[[ Data supplied, beginning ]]
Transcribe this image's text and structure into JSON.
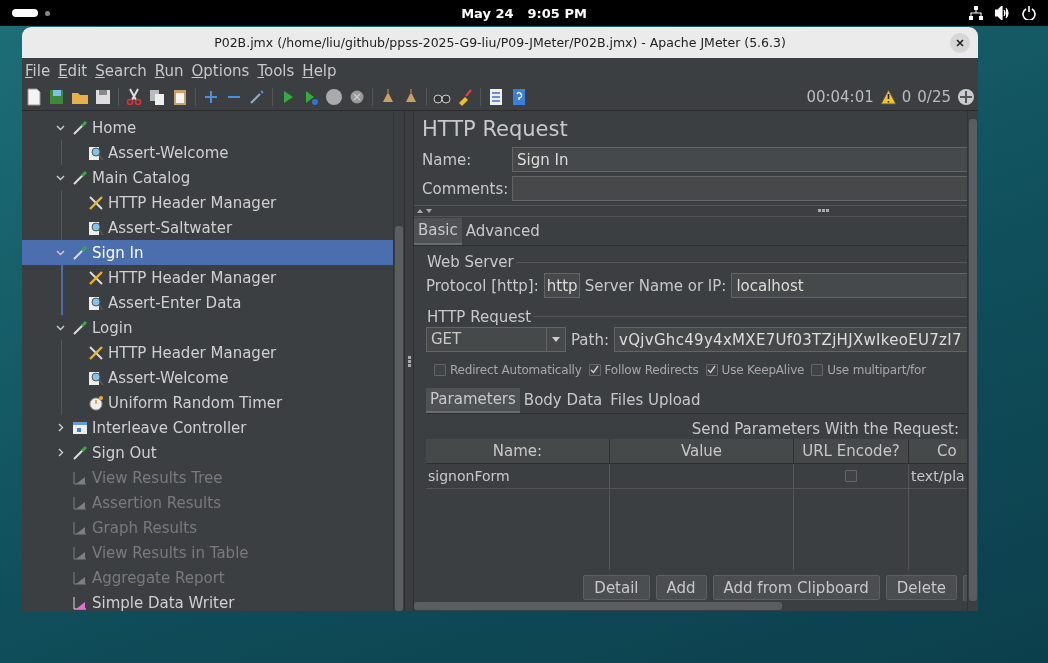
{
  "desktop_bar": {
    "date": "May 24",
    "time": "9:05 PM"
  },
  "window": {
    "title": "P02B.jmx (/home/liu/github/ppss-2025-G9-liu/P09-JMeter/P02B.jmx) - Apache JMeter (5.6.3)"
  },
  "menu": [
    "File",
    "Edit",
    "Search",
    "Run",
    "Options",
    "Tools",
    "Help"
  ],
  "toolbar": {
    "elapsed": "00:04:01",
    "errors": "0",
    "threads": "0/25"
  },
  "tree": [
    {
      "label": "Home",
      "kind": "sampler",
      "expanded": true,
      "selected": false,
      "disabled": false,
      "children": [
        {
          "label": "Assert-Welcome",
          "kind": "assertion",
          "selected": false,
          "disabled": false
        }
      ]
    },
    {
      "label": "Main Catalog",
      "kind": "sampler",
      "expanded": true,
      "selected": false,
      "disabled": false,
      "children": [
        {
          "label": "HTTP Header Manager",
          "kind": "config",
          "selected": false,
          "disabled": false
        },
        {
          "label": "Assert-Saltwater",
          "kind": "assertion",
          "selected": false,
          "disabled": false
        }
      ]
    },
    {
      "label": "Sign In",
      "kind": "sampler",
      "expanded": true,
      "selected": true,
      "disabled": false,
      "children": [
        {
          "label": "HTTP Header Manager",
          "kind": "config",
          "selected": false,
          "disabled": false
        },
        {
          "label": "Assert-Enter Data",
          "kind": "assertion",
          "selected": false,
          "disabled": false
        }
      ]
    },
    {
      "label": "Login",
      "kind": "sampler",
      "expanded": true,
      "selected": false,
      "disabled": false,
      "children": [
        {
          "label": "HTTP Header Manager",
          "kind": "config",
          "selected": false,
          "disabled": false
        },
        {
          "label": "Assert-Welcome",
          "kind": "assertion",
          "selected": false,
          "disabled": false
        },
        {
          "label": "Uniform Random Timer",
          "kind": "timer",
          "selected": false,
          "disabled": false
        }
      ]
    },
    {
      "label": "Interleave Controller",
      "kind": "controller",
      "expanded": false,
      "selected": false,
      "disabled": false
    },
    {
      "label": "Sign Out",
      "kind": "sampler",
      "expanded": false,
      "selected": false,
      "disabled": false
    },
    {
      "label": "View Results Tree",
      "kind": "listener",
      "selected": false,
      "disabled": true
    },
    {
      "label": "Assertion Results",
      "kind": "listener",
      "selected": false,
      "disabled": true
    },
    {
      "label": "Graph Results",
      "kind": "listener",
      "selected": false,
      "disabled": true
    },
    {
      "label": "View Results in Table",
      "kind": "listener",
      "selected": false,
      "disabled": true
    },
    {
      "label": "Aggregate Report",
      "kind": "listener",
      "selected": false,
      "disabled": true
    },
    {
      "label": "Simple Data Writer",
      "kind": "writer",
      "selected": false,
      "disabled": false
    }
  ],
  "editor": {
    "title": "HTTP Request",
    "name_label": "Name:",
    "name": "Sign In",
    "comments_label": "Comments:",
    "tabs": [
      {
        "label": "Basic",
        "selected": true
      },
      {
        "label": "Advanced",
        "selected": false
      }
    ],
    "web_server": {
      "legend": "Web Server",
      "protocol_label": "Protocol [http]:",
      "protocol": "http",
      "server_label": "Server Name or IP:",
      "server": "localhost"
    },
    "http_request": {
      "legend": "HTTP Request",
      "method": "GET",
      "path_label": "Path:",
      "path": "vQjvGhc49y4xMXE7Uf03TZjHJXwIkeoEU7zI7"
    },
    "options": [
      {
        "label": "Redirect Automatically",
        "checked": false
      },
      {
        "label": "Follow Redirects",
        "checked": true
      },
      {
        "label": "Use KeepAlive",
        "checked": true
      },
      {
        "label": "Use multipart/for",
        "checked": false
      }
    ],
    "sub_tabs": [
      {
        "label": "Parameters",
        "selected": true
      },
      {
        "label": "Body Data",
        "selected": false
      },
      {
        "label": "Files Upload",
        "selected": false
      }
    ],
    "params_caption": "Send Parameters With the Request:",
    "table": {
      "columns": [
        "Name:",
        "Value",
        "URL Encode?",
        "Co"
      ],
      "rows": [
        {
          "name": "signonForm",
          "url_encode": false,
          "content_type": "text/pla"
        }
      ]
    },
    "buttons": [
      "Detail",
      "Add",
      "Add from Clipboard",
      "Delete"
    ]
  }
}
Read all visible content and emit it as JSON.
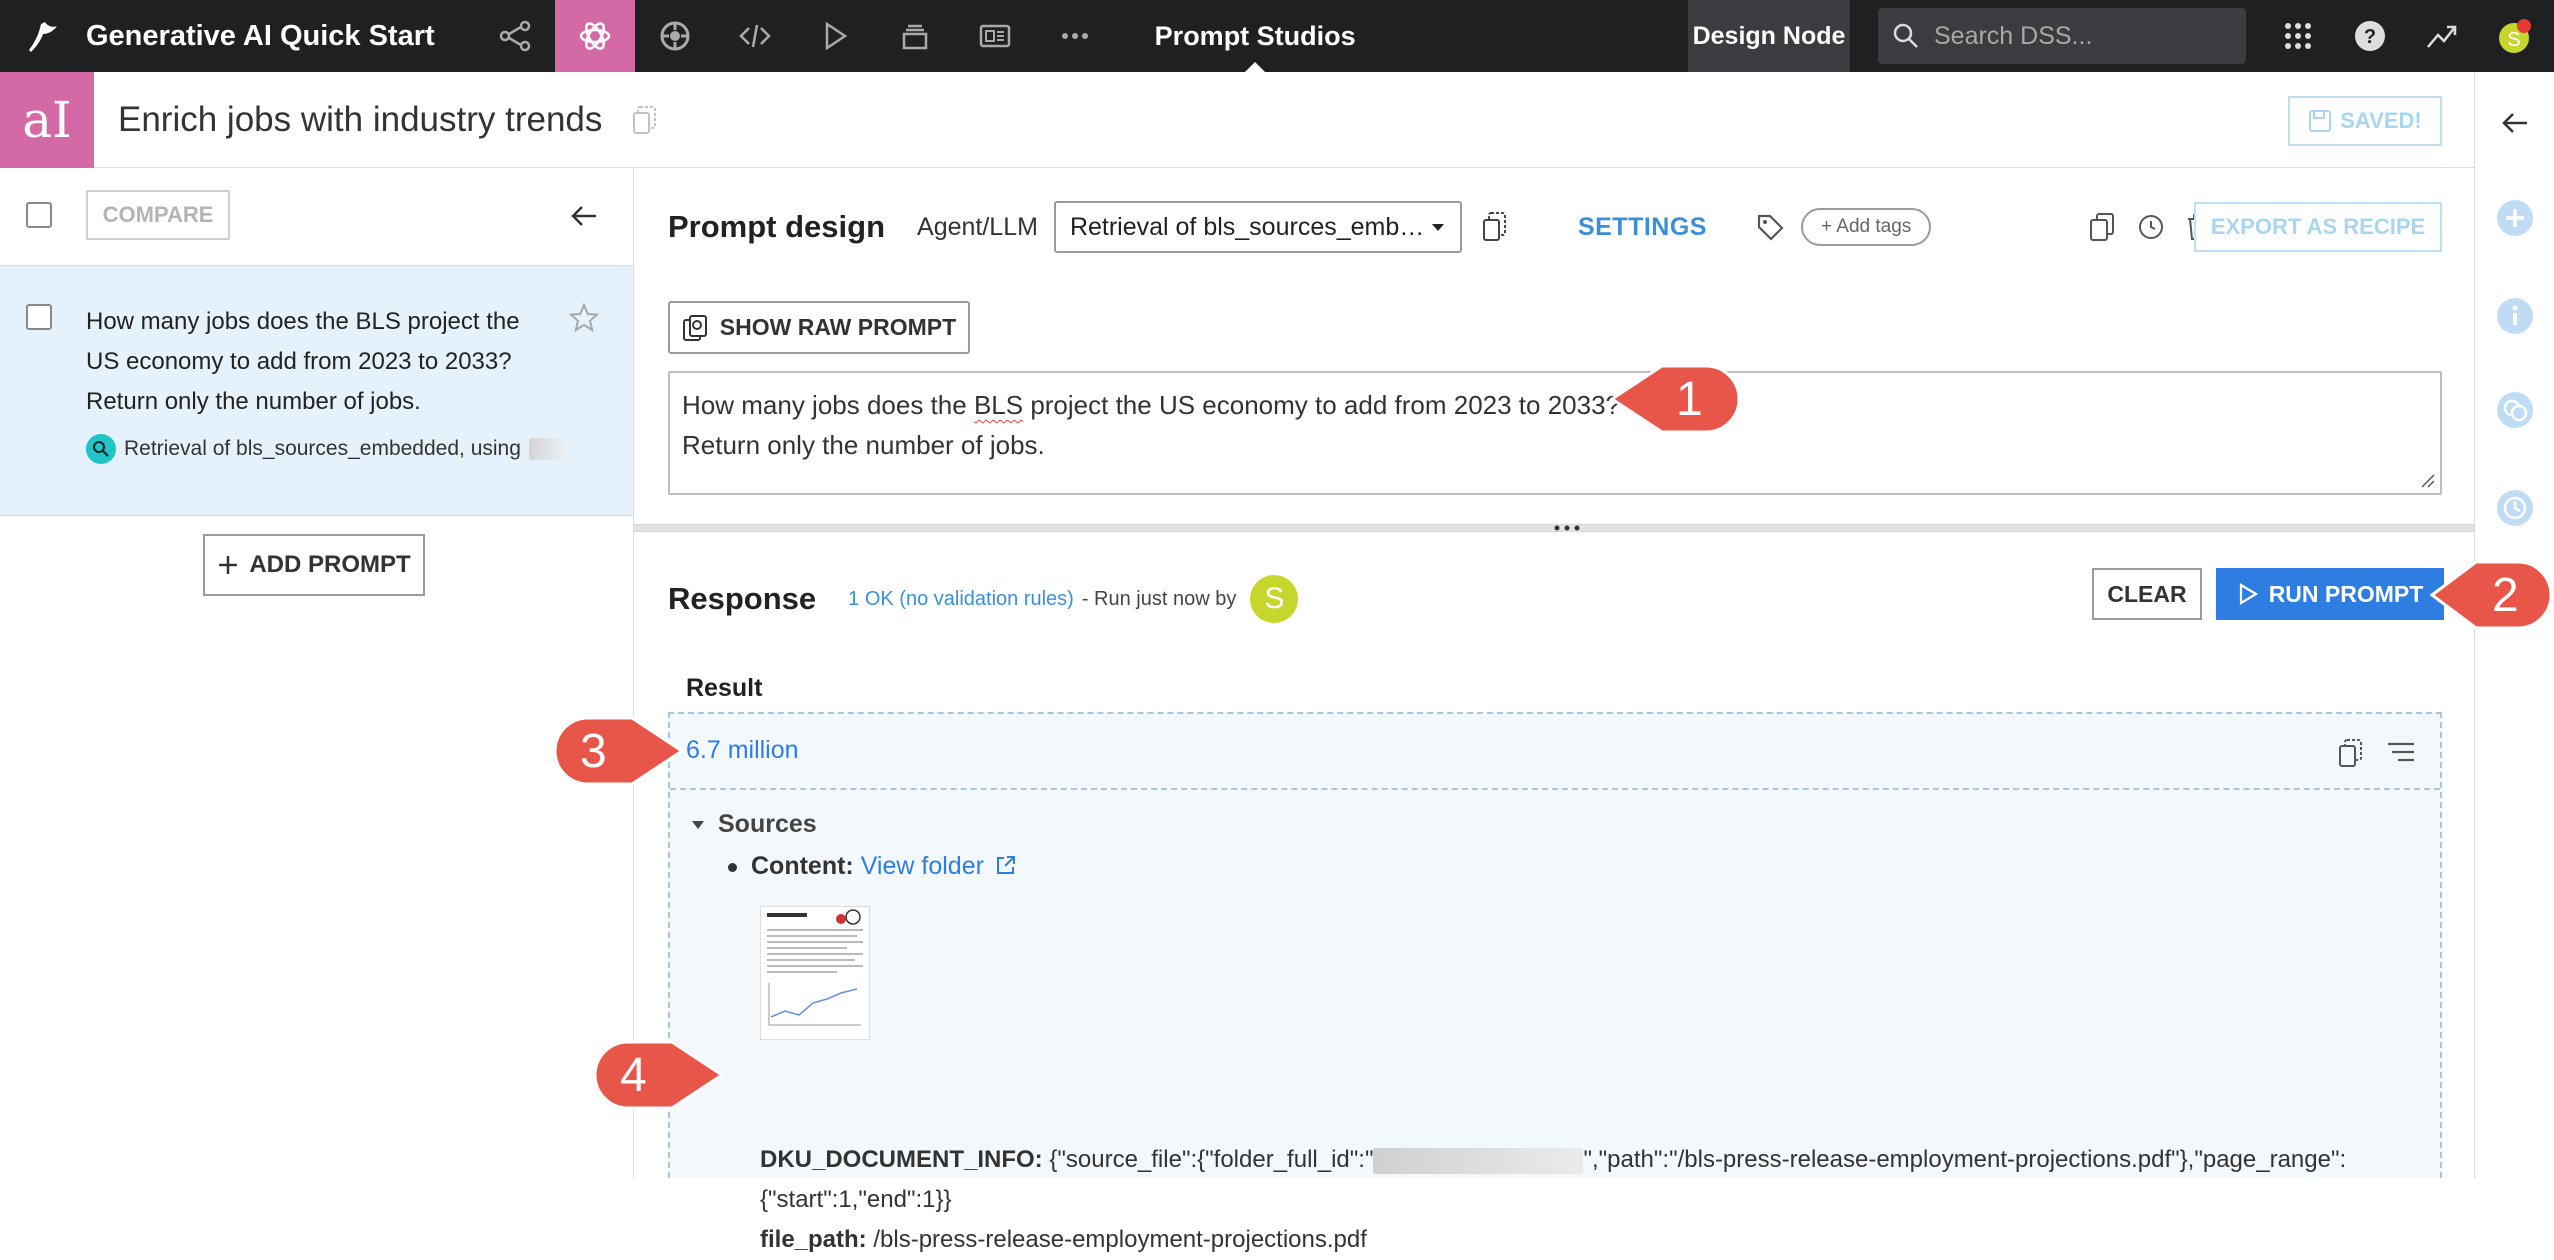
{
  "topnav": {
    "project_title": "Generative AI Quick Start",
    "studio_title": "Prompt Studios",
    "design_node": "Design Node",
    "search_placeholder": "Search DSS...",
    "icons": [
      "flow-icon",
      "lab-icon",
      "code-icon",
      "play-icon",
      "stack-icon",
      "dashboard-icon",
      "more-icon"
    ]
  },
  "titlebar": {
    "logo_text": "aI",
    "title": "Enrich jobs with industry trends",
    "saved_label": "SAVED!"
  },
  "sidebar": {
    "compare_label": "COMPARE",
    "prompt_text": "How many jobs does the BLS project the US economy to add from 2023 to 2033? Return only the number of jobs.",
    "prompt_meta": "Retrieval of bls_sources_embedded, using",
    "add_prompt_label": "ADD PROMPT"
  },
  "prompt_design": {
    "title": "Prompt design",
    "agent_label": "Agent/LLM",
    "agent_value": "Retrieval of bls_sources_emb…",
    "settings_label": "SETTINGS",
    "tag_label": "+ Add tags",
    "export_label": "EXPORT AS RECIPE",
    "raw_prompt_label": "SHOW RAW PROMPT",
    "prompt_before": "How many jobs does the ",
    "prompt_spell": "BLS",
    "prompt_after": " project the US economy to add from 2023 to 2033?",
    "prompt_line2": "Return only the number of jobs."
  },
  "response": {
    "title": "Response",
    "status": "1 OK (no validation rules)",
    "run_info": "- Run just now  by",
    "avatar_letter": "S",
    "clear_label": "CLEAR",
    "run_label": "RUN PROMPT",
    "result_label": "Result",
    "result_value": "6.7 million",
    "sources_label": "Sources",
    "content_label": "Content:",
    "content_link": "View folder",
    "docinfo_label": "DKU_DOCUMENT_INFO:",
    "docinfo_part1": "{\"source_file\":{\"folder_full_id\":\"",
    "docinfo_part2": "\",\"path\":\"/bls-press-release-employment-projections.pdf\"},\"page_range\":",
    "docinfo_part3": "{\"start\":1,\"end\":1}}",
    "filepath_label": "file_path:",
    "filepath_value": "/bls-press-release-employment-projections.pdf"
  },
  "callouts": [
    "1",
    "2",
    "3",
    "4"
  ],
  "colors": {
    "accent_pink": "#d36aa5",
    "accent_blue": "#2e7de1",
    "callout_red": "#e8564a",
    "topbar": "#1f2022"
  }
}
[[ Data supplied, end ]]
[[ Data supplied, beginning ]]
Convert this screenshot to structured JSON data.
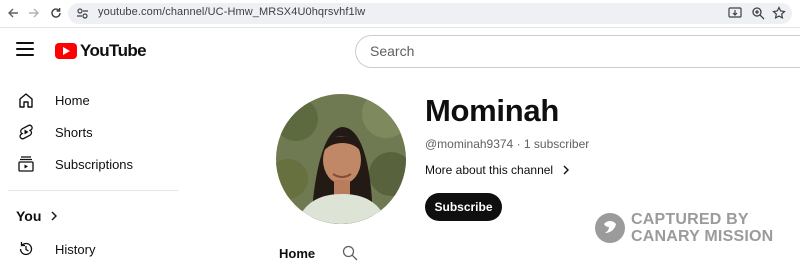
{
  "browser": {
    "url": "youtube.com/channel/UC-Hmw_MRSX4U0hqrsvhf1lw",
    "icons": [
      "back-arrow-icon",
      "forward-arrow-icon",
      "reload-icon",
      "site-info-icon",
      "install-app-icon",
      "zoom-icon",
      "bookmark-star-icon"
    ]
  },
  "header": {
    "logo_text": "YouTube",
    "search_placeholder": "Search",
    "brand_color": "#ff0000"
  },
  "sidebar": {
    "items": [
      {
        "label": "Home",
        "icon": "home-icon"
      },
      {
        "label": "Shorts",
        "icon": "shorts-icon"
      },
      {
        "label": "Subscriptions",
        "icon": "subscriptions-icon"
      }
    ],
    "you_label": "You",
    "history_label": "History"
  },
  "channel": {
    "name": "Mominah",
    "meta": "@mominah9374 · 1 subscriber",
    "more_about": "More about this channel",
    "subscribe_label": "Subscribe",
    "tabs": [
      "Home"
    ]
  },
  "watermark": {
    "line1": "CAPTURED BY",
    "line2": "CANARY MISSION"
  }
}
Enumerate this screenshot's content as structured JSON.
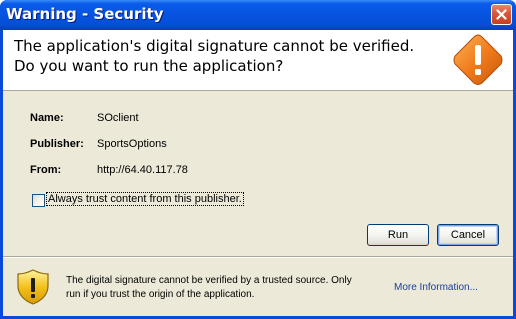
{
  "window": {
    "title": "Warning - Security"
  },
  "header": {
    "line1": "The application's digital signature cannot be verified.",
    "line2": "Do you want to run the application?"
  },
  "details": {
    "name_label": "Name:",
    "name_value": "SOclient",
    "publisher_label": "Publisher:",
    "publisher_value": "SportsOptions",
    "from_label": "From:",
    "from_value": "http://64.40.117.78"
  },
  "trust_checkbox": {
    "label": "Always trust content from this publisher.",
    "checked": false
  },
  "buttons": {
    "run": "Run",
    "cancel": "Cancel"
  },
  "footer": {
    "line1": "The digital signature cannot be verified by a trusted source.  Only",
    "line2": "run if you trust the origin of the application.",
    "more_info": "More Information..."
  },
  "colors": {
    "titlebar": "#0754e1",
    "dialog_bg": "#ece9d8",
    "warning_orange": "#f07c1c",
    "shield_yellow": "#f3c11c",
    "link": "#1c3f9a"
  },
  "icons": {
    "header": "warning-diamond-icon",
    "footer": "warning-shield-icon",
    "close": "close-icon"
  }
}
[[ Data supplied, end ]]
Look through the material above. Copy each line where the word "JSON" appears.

Completed task |
Transcribe this image's text and structure into JSON.
Read all visible content and emit it as JSON.
Convert this screenshot to structured JSON data.
Enumerate this screenshot's content as structured JSON.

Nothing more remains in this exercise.